Advice from Middle Aged Female Tech
Hollyecho Montgomery -
Women's Computer Consulting
I have been in the industry with my own company since 1994. The entire time I have worked in this field there have been very few times any two techs ever agree completely. The advice I give here is based on my experiences, testing, and what I know works or to be true.
Speed Up Your Internet Connection!
Want to speed up your Internet? A slow, crawling Internet connection is a source of great frustration.
Sometimes the slowdown is beyond your control; the Internet is subject to traffic jams just like any other 1 highway. But there are some things you can do to maximize whatever speed you are able to get. Here's a bucket of tips and tools that can help you go faster on the information highway...
Get a Faster Internet Connection
Let's start with the wire that connects your computer to the Internet. If you have a dialup connection, you're traveling the information superhighway in a horse and buggy. If DSL service is available from your phone company, upgrading will make the Internet seem like a different place. If you have DSL, consider moving to cable or a fiber optic connection, which can be 10X faster.
For those in very rural areas, satellite and mobile broadband may be good alternatives. If you've already got some type of
Also, it's not unheard of for Internet service providers to throttle your connection speed without telling you. That's happened to me more than once. You can ask your ISP to test your connection and certify that you are getting all the bandwidth for which you are paying. Or do it yourself!
I had a problem once with a slow cable internet connection, which turned out to be caused by the wires rubbing against a tree in my yard. Squirrels have also been known to chew on these cables. Lightning can damage utility cables and weather may cause rusty or loose cable connections. If you think the problem lies between your router and the pole, contact your service provider to have the wires and any splitters checked.
If you have a router that was installed by your Internet provider, and your Internet speed seems to bog down often, try rebooting the router. I recommend that you shut off the router, wait a minute, then restart it and wait for it to reconnect to the Internet. If that makes a big difference, your router may be defective, and should be replaced. It's also possible that your router or modem is not capable of handling the speed you're paying for. After upgrading my Verizon FIOS connection from 20Mbps to 50MBps, I discovered that my actual download speeds hadn't changed a bit. A free router upgrade solved the problem.

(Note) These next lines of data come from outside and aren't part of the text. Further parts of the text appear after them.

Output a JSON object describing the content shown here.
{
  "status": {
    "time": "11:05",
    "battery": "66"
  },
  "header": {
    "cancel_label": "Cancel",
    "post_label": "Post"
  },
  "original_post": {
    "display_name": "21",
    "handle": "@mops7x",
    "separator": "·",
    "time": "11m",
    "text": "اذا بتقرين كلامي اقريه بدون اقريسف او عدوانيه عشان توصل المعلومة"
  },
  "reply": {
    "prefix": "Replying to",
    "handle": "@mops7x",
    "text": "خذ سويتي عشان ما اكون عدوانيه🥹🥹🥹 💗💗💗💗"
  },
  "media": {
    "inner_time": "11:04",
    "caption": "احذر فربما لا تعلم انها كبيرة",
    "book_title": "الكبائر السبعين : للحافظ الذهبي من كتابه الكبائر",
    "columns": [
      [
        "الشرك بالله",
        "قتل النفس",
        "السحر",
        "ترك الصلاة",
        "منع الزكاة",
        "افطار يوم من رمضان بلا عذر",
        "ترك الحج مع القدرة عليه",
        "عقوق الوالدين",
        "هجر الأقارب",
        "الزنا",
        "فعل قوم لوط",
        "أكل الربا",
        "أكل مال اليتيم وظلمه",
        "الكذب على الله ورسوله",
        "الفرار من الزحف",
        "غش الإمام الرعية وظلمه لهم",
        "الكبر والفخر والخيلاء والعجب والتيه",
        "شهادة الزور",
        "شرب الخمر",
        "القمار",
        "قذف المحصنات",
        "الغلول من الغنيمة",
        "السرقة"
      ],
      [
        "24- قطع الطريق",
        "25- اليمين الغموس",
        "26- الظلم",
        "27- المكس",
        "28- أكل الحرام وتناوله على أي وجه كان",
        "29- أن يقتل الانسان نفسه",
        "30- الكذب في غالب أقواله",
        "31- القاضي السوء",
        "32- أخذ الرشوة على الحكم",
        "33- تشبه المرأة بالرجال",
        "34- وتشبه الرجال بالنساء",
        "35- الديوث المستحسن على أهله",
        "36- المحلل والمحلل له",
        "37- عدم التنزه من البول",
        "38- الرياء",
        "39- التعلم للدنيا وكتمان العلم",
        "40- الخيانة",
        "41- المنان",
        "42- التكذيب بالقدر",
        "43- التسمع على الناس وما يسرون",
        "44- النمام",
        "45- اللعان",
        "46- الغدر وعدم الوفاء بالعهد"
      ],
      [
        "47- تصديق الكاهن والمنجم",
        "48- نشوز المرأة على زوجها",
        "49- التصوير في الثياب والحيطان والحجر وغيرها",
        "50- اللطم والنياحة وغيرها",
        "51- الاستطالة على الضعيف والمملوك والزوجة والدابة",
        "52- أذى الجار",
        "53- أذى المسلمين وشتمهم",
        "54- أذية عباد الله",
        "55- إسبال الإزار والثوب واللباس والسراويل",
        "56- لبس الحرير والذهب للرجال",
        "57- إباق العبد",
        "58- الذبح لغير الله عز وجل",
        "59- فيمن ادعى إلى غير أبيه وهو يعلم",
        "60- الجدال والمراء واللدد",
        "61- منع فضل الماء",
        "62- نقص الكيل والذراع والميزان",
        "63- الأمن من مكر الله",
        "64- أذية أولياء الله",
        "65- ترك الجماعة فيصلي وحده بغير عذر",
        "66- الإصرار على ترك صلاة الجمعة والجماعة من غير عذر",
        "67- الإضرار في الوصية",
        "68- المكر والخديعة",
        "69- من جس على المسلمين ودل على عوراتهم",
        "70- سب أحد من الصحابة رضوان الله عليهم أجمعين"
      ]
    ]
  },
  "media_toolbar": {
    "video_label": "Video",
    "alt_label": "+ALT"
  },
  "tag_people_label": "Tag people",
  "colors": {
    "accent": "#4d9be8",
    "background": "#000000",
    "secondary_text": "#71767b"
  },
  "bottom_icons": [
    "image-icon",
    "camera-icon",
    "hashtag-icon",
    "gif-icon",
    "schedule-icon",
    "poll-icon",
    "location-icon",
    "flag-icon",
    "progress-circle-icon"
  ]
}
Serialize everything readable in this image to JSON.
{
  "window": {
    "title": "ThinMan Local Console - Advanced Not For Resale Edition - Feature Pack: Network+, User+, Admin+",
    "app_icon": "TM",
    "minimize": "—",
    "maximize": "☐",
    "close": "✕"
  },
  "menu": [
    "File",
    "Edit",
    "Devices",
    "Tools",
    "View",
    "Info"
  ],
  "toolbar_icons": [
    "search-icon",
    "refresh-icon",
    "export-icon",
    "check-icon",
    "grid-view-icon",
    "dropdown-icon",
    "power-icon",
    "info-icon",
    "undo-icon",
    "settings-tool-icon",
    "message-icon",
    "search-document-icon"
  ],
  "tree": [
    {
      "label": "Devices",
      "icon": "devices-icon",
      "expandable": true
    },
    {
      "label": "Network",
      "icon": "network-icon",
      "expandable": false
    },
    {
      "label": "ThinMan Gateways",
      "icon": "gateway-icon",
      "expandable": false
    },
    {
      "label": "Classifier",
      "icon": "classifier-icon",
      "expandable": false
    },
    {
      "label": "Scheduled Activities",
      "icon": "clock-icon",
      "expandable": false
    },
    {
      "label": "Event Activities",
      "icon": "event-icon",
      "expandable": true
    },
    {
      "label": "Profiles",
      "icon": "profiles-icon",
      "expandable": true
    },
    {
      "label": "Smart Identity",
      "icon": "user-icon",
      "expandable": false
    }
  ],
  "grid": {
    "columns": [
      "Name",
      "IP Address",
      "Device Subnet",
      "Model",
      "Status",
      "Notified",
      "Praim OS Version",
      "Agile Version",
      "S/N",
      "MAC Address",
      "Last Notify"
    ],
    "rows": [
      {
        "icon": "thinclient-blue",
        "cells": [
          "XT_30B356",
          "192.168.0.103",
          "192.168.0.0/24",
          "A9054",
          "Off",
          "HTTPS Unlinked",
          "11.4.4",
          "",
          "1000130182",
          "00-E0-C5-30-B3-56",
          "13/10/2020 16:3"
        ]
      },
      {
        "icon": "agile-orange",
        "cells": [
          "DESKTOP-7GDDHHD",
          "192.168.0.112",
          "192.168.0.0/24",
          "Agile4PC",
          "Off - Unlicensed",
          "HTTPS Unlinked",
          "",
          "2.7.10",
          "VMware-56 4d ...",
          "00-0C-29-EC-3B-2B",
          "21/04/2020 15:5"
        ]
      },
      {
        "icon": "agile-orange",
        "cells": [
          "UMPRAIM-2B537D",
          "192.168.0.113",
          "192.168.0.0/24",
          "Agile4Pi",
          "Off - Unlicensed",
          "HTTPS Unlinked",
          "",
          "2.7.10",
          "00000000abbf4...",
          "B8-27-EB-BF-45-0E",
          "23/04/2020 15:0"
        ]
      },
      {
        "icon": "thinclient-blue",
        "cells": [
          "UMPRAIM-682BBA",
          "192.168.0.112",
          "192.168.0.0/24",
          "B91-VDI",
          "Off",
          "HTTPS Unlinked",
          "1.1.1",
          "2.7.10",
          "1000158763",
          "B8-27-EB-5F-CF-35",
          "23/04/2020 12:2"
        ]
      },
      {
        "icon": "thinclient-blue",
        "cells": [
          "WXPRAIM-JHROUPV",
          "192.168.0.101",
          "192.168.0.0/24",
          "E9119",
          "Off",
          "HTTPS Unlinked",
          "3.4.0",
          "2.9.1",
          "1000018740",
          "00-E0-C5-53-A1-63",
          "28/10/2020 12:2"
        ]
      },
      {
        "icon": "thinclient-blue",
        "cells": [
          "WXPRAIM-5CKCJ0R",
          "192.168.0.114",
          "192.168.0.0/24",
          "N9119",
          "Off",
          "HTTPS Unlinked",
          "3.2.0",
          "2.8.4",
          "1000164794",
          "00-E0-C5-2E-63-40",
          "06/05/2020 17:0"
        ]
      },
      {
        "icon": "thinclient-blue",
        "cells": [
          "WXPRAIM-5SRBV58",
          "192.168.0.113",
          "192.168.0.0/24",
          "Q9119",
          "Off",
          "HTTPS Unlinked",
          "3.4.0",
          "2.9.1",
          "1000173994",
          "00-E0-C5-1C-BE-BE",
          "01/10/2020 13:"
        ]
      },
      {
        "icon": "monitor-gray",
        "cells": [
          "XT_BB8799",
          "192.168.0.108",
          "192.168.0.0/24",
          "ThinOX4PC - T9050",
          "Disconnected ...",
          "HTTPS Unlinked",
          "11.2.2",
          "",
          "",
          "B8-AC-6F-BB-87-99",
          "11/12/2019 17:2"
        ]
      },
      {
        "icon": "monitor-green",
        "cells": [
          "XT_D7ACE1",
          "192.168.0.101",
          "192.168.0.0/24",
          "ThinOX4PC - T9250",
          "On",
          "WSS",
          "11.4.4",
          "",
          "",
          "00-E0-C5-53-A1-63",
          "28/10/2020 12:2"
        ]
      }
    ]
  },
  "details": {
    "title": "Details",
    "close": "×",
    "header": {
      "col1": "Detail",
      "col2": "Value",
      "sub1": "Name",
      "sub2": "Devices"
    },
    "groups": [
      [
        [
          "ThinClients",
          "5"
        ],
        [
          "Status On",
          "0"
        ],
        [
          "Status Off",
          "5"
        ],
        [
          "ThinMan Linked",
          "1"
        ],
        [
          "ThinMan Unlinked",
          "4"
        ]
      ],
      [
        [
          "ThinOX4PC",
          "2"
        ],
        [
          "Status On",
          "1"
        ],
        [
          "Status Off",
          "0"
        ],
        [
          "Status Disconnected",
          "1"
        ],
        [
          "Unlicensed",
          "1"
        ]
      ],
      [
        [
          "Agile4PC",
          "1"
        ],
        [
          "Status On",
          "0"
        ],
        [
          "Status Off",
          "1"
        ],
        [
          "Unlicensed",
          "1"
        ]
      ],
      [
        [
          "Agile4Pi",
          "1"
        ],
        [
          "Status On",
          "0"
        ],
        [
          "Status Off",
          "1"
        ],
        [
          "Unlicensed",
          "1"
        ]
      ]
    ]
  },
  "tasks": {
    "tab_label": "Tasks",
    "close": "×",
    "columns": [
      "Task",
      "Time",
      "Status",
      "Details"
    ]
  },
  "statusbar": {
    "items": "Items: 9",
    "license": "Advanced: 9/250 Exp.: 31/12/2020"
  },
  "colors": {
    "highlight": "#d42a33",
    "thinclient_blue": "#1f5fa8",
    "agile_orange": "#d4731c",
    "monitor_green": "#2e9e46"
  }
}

Wireless networks can have flaky connections, too. If you are not getting a
And although it has nothing really to do with networking, there is one hardware upgrade that can make a significant difference in your Internet speeds. Insufficient RAM memory can really bog down your computer, and make even a fast Internet connection frustratingly slow.
Software upgrades are key to getting the best Internet speed possible. Check with your ISP or the router manufacturer to see if there are any available updates for the router's firmware. Be sure to keep your operating system, your software and security tools up to date. A computer that's infested with viruses or spyware (malware) can come to a crawl when accessing the Internet.
You can also try an alternative DNS service provider, which may speed up the lookup of Web sites. I covered OpenDNS, Google Public DNS, and others.
One reader told me that her Internet speed seemed to depend on what web browser she was using. When she experienced slow Internet speeds with Internet Explorer, closing that browser and opening FireFox or Chrome suddenly made it better. When that browser slowed down, she would switch browsers again. I've experienced a similar thing, but switching browsers isn't actually the cure here. In my experience, the longer you keep your browser open (especially if you open and close lots of tabs) the slower your web pages will load. Simply closing down the browser and
Internet Speed Up - What (Probably) Doesn't Work
Turning off unnecessary network adapter properties supposedly boosts Internet speeds. But in my experience, tweaking these properties does not increase speed and it can limit other functionality. For example, turning off the QoS Packet Scheduler is rumored to reclaim up to 20 per cent of your bandwidth that is allegedly reserved for things like Windows Update. But that simply isn't true. Turning off QoS can, however, interfere with VoIP and other applications. Disabling file and printer sharing is a good idea if you don't need to share, but it has negligible effect in Internet speed.
Tweaking esoteric settings hidden deep in the Windows registry, e.g., MTU and RWIN, is an
There are many utilities on the Web that claim to "optimize" your Internet connection. Some do, some don't. The best such utility that I have found is
I've been asked if upgrading from a
Finally, consider upgrading your Internet speed by paying a little extra for more bandwidth. Some folks aren't even aware that their ISP offers such an option, and there may be other ISPs servicing your area that can provide a faster connection. A little research may even net you a faster connection at a lower monthly price!
I am always about saving money and not spending it on things you don't need to
Remember ANY questions, email me at: Montgomery@Hollyecho.com.